I had recently set the baby down to start dinner while attempting to monitor my six-year-old’s homework and keep an eye on my older daughter’s reading progress for school. Of course, in the midst of all this multi-tasking the little one began to fuss, so I asked my daughter to check on her little sister. I went back to my cooking and soon realised that my little one had quietened down. Wondering how this miracle had occurred, I went in for a peek and found my oldest daughter reading to her little sister, who was gazing up at her older sibling in amazed silence. My oldest was reading her book (which was required reading for her third-grade class) to the baby, who was listening intently. My eight-year-old seemed to be a natural at reading to the baby, using soft tones and expressive facial gestures. The baby was hooked, and I was so proud of my older daughter!

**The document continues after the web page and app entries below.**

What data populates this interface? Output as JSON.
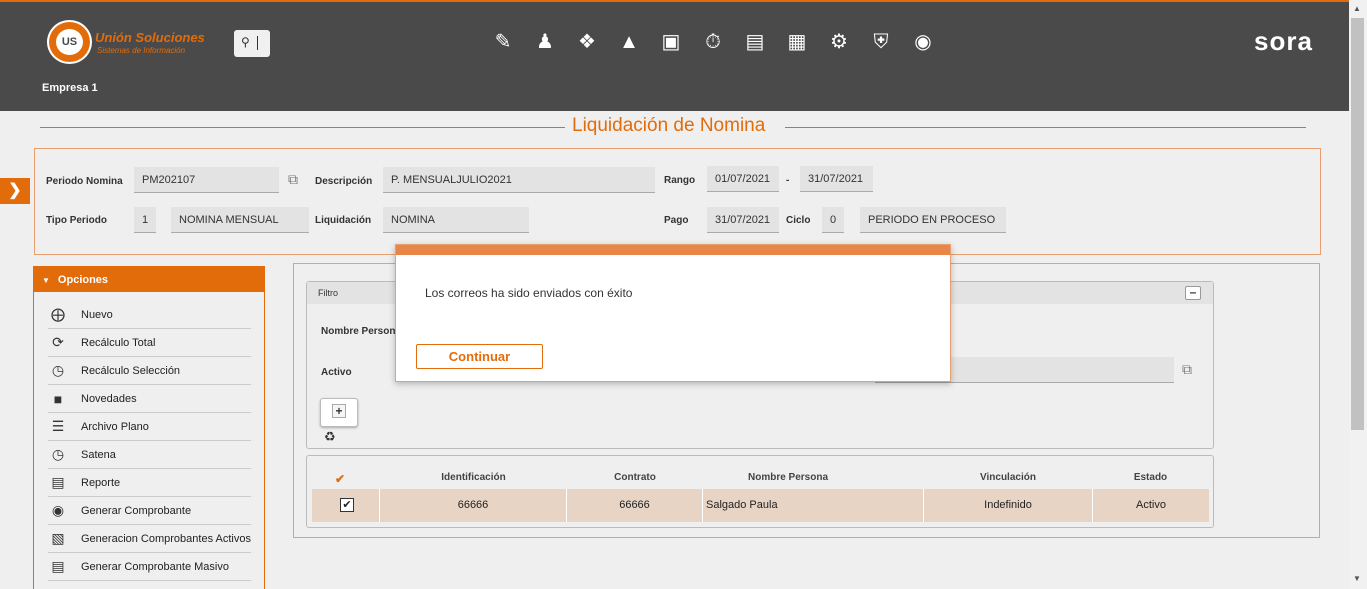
{
  "header": {
    "logo_initials": "US",
    "company_name": "Unión Soluciones",
    "company_tagline": "Sistemas de Información",
    "empresa": "Empresa 1",
    "brand": "sora",
    "nav_icons": [
      "edit-doc-icon",
      "user-icon",
      "gift-icon",
      "org-chart-icon",
      "person-card-icon",
      "stopwatch-icon",
      "document-icon",
      "presentation-icon",
      "gears-icon",
      "shield-check-icon",
      "search-person-icon"
    ]
  },
  "page": {
    "title": "Liquidación de Nomina"
  },
  "form": {
    "periodo_label": "Periodo Nomina",
    "periodo_value": "PM202107",
    "descripcion_label": "Descripción",
    "descripcion_value": "P. MENSUALJULIO2021",
    "rango_label": "Rango",
    "rango_from": "01/07/2021",
    "rango_sep": "-",
    "rango_to": "31/07/2021",
    "tipo_label": "Tipo Periodo",
    "tipo_code": "1",
    "tipo_value": "NOMINA MENSUAL",
    "liquidacion_label": "Liquidación",
    "liquidacion_value": "NOMINA",
    "pago_label": "Pago",
    "pago_value": "31/07/2021",
    "ciclo_label": "Ciclo",
    "ciclo_value": "0",
    "estado_value": "PERIODO EN PROCESO"
  },
  "opciones": {
    "title": "Opciones",
    "items": [
      {
        "label": "Nuevo",
        "icon": "plus-circle-icon"
      },
      {
        "label": "Recálculo Total",
        "icon": "refresh-icon"
      },
      {
        "label": "Recálculo Selección",
        "icon": "clock-icon"
      },
      {
        "label": "Novedades",
        "icon": "comment-icon"
      },
      {
        "label": "Archivo Plano",
        "icon": "lines-icon"
      },
      {
        "label": "Satena",
        "icon": "clock-icon"
      },
      {
        "label": "Reporte",
        "icon": "report-icon"
      },
      {
        "label": "Generar Comprobante",
        "icon": "eye-icon"
      },
      {
        "label": "Generacion Comprobantes Activos",
        "icon": "doc-gear-icon"
      },
      {
        "label": "Generar Comprobante Masivo",
        "icon": "report-icon"
      }
    ]
  },
  "filtro": {
    "title": "Filtro",
    "nombre_label": "Nombre Person",
    "activo_label": "Activo"
  },
  "grid": {
    "columns": [
      "Identificación",
      "Contrato",
      "Nombre Persona",
      "Vinculación",
      "Estado"
    ],
    "rows": [
      {
        "identificacion": "66666",
        "contrato": "66666",
        "nombre": "Salgado Paula",
        "vinculacion": "Indefinido",
        "estado": "Activo"
      }
    ]
  },
  "modal": {
    "message": "Los correos ha sido enviados con éxito",
    "button": "Continuar"
  },
  "colors": {
    "accent": "#e36c0a",
    "topbar": "#4a4a4a"
  }
}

However, I was a little ashamed at myself for not thinking of reading to the baby sooner. As a reading/book columnist, you’d think snuggling up with my newborn and a good book would have occurred to me sooner, but it hadn’t. To make sure no one else makes the same mistake and misses out on one of the best brain-boosting and bonding exercises a parent can do with their infant, let me tell you about all the reasons to hoist your baby onto your lap, settle down and read to them.


Reading to babies from birth brings with it a host of benefits including the promotion of effective communication; aiding the parents in showing their little ones numbers, letters and colours; and building babies’ memory and vocabulary skills. To get the most out of your reading time together, pick books that are colourful and have rhyming words. Rhythmic reading stimulates baby’s brain better than other types of speech. Hold your child when you read to her and make sure the pitch of your voice and your expressions are animated and engaging to your child; this will cue the baby that reading is fun and will lay the groundwork for a lifelong love of reading and books.


As your child grows, be sure to vary their library to expose them to as many different words as possible. Choose books that have different textures so that baby can touch and feel and become connected to the book in a way that is not just related to the words they hear. Point out interesting pictures in the book and name the objects and colours you see. Even if your child is too little to respond, I can assure you your child is learning and benefiting.


Finally, as I’ve said before, reading is a great part of a bedtime routine so why not start it as early as possible with your little one? Set aside time before bed to add books to the mix, and, as your child gets older and finds favourites, be sure to let him choose his or her nightly read.


Carissa D. Lamkahouan is a career writer and journalist and mom of three children  a son and two daughters. She enjoys fitness, reading, and travelling to Morocco, the homeland of her husband. She has been a Muslim since 2005 and lives in Houston, Texas.